Despite the negative impact the hard lockdown has had on South Africa’s economy, the annual Black Friday retail sales tradition is expected to remain popular this year. Instead of limiting sales specials for just one day, many retailers have taken to doing Black Friday for the entire month of November.
But where there is money to be made, you can be certain that cybercriminals will be watching and looking for opportunities to exploit unsuspecting shoppers.
“The Covid-19 pandemic and resultant social distancing rules will see a predominantly online feel to Black Friday in South Africa. E-tailers are expected to capitalise on people staying at home and avoiding potentially large crowds at physical stores. With more than half of local shoppers who normally shop in store for Black Friday indicating they will not this year, the signs point to a surge in online shopping,” says Lehan van den Heever, enterprise cyber security advisor of Kaspersky in Africa.
Of course, this presents malicious users with more potential targets than ever to infect with malware, perpetrate identity theft, and steal credit card details. Cleverly-designed phishing scams that masquerade as discounts from popular brands have become almost indistinguishable from the real thing.
“Consumers must remain vigilant whether it is shopping for Black Friday specials or the upcoming festive season. As in previous years, fake sites will be a major source of concern as they become even more sophisticated than those that appeared in 2019. The most fundamental security tip any shopper must heed is that if something sounds too good to be true, it is. For example, 80% off on that smart TV is highly unlikely. Steep price reductions, especially in South Africa, should be a red flag,” van den Heever adds.
Other things to keep in mind include spelling mistakes in URLs for popular sites and unsecured links to online stores and checkout baskets. Fraudsters painstakingly recreate many of the popular e-tailers that will fool most people. When in doubt, always type in the Web address of your preferred store instead of clicking on an email or social media link.
“Furthermore, online shoppers must make their passwords to their shopping accounts long and difficult to guess. If the store has the option available, choose to activate multi-factor authentication. In this way, even if a hacker steals your password, the site will still require you to confirm a one-time pin set to your smartphone or tablet. Using a good password manager is vital. Even the answers to the typical security questions to reset passwords should be made up. In this way, hackers cannot use potentially sensitive information on your social media profiles. Store these made-up answers as an encrypted note in your password manager,” says van den Heever.

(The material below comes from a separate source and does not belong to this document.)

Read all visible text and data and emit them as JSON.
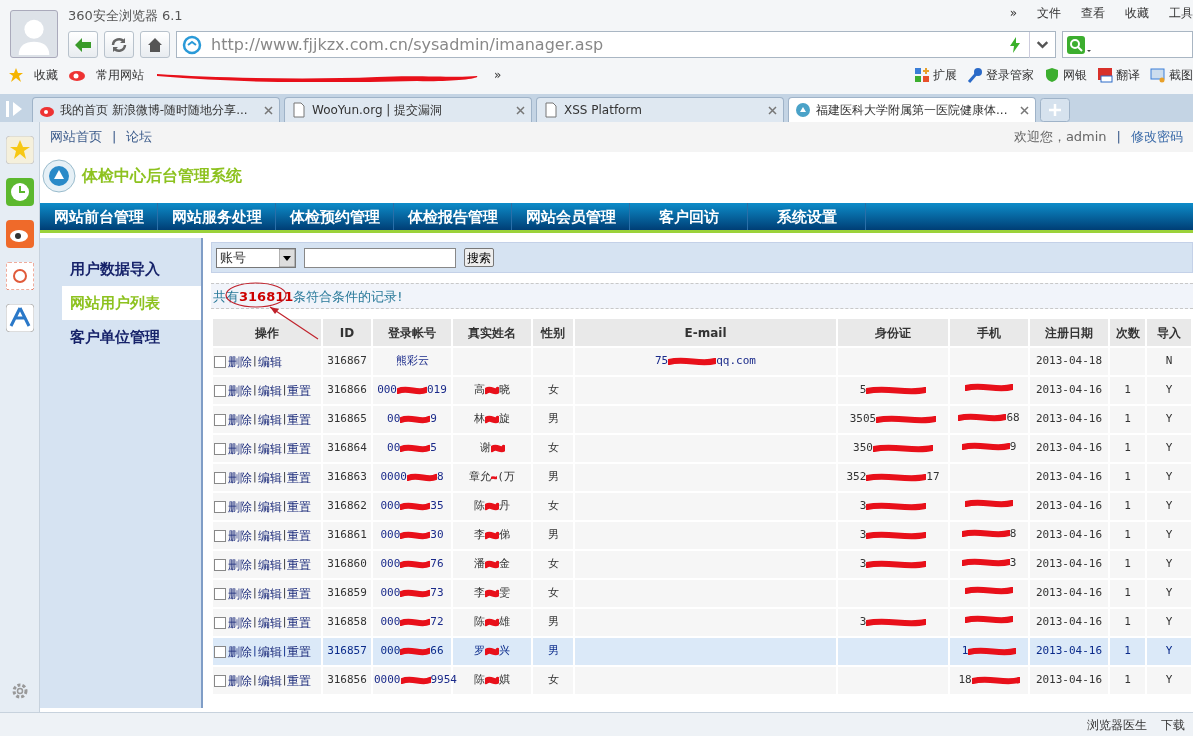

Ideally, any online shopper must sign out of their account when leaving the site especially if it is accessed from a public or work computer. Also, never use freely available Wi-Fi hotspots to do any online banking and shopping. Hackers use sophisticated tools to ‘sniff’ out passwords at coffee shops or restaurants.
“Caution and extra vigilance must become part of any online shopper’s repertoire. As hackers continue to exploit uncertainty around the pandemic, South Africans who want to participate in Black Friday must become more security conscious,” van den Heever concludes.